The world’s largest online retailer, Amazon.com, is reportedly planning to launch an app market that will sell Android-based software.
Amazon hopes to tap into the growing demand for games, business and entertainment apps by creating an intuitive marketplace that makes it easy for customers to download Android apps.
Unsuprisingly, the online retailer plans to follow the Google model by keeping 30 percent while giving 70 percent of proceeds to developers.
The apps market was valued at $14.3 billion last year and is estimated to gain value to reach $40 billion by 2014.
The market is so hot right now, around 30 different brands are currently creating apps stores to tap into some of the profits.
With the same apps available everywhere, the only thing that can really set a store apart is its ease of use.
Google’s Android Marketplace has been criticized for being somewhat clunky, which is why so many other competitors are hoping to invade the space and gain popularity among Android fans.
"There is a huge volume of apps out there,” said Aaron Rubenson, the man overseeing the app store project.
"The challenge that creates for the Android ecosystem is it can be hard to find the products that are relevant to you.
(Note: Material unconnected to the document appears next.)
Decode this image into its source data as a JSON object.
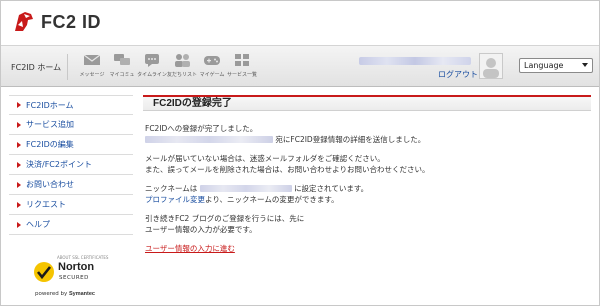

We’ve spent years developing an e-commerce platform that helps customers find relevant products amidst a massive selection."
There is no word yet when the Amazon app store will officially open, but the plan is to make the app store download simple on a phone or tablet - initially in the United States.
Users will also be able to buy apps through Amazon.com’s one-click option so manually entering a credit card each time is not required.
Can Amazon truly go head-to-head with Google as a viable app store?
Well, only time will tell.